Jack the Ripper’s identity may have finally been proven by a recently-uncovered Victorian painting, claims a new book.
Author of The Inevitable Jack the Ripper, Paul Christian, says the 130-year-old piece contains hidden clues to suggest the artist himself was the notorious East London serial killer, brutally murdering five prostitutes in 1888.
Victorian artist Walter Sickert’s painting, sent to Mr Christian in 2013, shows a scene on the streets of London featuring three figures - one is believed to be the Ripper and two are thought to be his victims, Mary Kelly and Martha Tabram.
Victorian artist Walter Sickert’s painting, sent to Mr Christian in 2013, shows a scene on the streets of London featuring three figures - one is believed to be the Ripper and two are thought to be his victims, Mary Kelly and Martha Tabram
In the artwork, a person believed to be the Ripper walks towards a woman resembling Mary Kelly, the last of the Ripper's five victims.
A second woman wears a shawl decorated with many red spots, possibly referring to the 39 times Martha Tabram was stabbed. She is thought to be the killer’s unofficial sixth victim, many historians claim.
A set of railings in the artwork also appear to show the numbers 1888 - the year of the Ripper’s gruesome campaign.
On the back of Sickert’s painting is a sketch which Mr Christian claims is supposed to be the police chief in charge of the investigation to find the Ripper, Metropolitan Police Commissioner Sir Charles Warren.
Mr Christian (left), 36, said: ‘The evidence I have unearthed can allow us to now confidently point the finger at Walter Sickert (right)'
In the back of the artwork (pictured right), the man circled on the left is Sir Charles Warren (left) and on the right is Jack the Ripper
Mr Christian, 36, said: ‘The evidence I have unearthed can allow us to now confidently point the finger at Walter Sickert and a conspiracy of arty types behind the Jack the Ripper case.
Jack the Ripper’s victims were Mary Ann Nichols, Annie Chapman, Elizabeth Stride, Catherine Eddowes, and Mary Jane Kelly.
Nichols was discovered at around 3.40am on August 31, 1888 in Buck's Row (now Durward Street), Whitechapel. Her throat was cut twice and her lower abdomen had some incisions.

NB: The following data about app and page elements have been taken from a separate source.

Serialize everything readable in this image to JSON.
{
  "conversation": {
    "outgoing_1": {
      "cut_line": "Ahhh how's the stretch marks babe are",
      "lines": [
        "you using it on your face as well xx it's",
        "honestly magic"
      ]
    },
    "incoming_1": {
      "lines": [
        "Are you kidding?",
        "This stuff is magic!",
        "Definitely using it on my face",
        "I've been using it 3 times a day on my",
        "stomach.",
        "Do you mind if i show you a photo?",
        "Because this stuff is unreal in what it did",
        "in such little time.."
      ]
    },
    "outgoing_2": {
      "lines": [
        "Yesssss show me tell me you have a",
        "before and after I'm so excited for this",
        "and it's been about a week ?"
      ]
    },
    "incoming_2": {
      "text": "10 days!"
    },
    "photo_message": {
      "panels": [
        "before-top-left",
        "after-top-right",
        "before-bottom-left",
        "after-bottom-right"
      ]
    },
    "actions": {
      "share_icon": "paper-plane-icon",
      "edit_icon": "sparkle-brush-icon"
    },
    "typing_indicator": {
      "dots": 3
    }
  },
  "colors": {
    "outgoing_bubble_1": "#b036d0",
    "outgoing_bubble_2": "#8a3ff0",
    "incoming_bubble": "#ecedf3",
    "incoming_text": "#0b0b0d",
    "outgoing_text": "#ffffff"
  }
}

Chapman's body was discovered at about 6am on September 8 near a doorway in the back yard of 29 Hanbury Street, Spitalfields. Her throat was also cut twice, her abdomen was slashed open and her uterus was removed.
The corpse of Elizabeth Stride, pictured
The corpse of Annie Chapman, pictured
Stride and Eddowes' murders were referred to as a 'double event' as they were both found within an hour of each other on September 30.
Kelly's mutilated and disembowelled body was discovered at 13 Miller's Court, off Dorset Street, Spitalfields, November 9. Her throat had been severed down to the spine, the abdomen almost emptied of its organs and her heart was missing.
'Sickert was certainly a major suspect before this, but there are details in the painting that only the killer could have known.'
The author is not the only one to suggest such a theory.
Writer Patricia Cornwell has published two books claiming Sickert to be the real Jack the Ripper: Jack the Ripper—Case Closed and Ripper: The Secret Life of Walter Sickert.
Yet the idea is not believed by many, despite Sickert claiming he lived in Jack the Ripper's old home and painting a scene called Jack the Ripper's Bedroom, which included his own figure.
Stewart Evans, an expert on Jack the Ripper